Premiership pre-match press conferences this week have been dominated by talk of the English players being racially abused in Montenegro. Some of the top bosses have given ideas about possible sanctions, ranging from teams walking off the pitch, 10-minute breaks, etc.
Pep Guardiola passionately spoke about how football can help educate people. The irony being that no man has been more outspoken about racism in the UK, more than his midfielder Sterling. Yet when the winger was clearly being verbally attacked at Stamford Bridge, the ref, his captain, his coach, no one ……. asked if he wanted to walk off the field.
That’s okay though, because every summer clubs get together to agree rules/regulations in his to make the game better. Surely then, first on the agenda will not be clarification on offside or consistency on VAR but a signed document on agreed punishments for when supporters break the law. The reality of course is in a week’s time we will be debating something else, with nothing done to clean up the sport.
While the likes of Klopp or Sarri might mean what they say, they could also be reeling off bullet points from a statement prepared by their PR team. There have been so many incidents that in 2019, talk is cheap. There is so much money in the industry that if owners/chairmen really were disgusted by racial discrimination, they could put their money where they mouth is. The fact they won’t agree to any legislation that could directly hurt them tells you where their priorities are. You mention empty stadiums or points deductions as a deterrent, they’re thinking about finances not the welfare of people.
It’s not just the millionaires. When Jack Grealish was hit by a fan a month ago, I suggested what the consequences could be. Certain readers didn’t feel the majority should be hurt by the minority. The FA don’t seem to be doing anymore to the Blues than a fine. Just like they didn’t do anything brave to make an example out of the idiot who threw a banana at Auba. Having promised action, what action plan was put in place after the Sterling/Chelsea incident?

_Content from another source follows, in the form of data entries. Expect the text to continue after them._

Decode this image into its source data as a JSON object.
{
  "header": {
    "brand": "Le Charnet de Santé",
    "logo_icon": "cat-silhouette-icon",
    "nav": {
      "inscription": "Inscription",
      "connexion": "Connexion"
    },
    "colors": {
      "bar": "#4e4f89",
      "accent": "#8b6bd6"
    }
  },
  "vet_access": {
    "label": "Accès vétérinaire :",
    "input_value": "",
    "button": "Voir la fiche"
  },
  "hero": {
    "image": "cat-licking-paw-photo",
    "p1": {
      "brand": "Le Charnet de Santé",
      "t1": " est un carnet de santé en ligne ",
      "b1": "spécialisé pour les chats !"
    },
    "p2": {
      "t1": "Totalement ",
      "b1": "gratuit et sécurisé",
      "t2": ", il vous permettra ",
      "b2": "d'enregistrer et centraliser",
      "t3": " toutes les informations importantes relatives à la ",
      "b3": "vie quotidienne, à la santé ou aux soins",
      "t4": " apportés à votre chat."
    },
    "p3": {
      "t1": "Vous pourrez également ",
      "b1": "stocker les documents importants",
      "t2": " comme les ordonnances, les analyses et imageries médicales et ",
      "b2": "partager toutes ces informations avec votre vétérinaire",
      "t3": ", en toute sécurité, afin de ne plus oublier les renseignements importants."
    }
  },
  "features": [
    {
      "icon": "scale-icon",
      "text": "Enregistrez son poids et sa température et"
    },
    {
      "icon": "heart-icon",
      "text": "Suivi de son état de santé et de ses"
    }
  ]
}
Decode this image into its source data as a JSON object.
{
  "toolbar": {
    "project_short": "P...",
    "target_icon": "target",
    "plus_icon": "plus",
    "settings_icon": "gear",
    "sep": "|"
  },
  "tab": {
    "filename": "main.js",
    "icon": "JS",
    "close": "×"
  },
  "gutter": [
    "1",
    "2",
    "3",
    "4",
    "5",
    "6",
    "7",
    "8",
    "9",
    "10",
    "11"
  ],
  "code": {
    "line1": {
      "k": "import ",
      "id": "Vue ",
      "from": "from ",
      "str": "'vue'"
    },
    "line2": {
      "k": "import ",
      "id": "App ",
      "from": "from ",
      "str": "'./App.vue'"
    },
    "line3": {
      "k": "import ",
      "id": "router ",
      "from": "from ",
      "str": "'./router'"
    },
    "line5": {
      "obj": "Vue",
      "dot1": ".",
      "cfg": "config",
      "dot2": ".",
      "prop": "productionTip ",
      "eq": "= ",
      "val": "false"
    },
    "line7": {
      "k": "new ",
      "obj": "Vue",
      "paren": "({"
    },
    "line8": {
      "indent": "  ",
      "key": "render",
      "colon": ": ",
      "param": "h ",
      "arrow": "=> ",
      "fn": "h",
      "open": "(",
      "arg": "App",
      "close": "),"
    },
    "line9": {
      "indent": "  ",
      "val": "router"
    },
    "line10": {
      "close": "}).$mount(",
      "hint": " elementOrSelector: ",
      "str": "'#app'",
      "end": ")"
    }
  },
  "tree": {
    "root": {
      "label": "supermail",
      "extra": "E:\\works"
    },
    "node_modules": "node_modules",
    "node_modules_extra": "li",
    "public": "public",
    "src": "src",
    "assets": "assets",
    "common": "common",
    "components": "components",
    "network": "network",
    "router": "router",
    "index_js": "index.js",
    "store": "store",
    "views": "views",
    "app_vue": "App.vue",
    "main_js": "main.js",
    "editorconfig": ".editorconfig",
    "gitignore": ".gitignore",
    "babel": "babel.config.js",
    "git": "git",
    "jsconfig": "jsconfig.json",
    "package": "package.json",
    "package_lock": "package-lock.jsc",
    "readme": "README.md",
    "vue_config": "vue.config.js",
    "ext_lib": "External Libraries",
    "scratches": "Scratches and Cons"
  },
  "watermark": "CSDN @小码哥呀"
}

Because of course the moment matches played behind closed doors, or away fans are banned, that’s England admitting we have a problem in our league. That in turns affects the image of us being ‘the best in the world’. From there you have a domino effect. Less companies want to sponsor a product with empty seats. Businesses wouldn’t appreciate missing out on traveling fans spending money in their cities for a whole weekend.
So, think about that and ask yourself, is a Stan Kroenke really going to encourage players walking off a pitch? So many look down on Italy and Croatia for crowd trouble, like we are above that in Britain. Yet our version of Zero tolerance is it exists as long as it doesn’t hurt anyone in the pocket.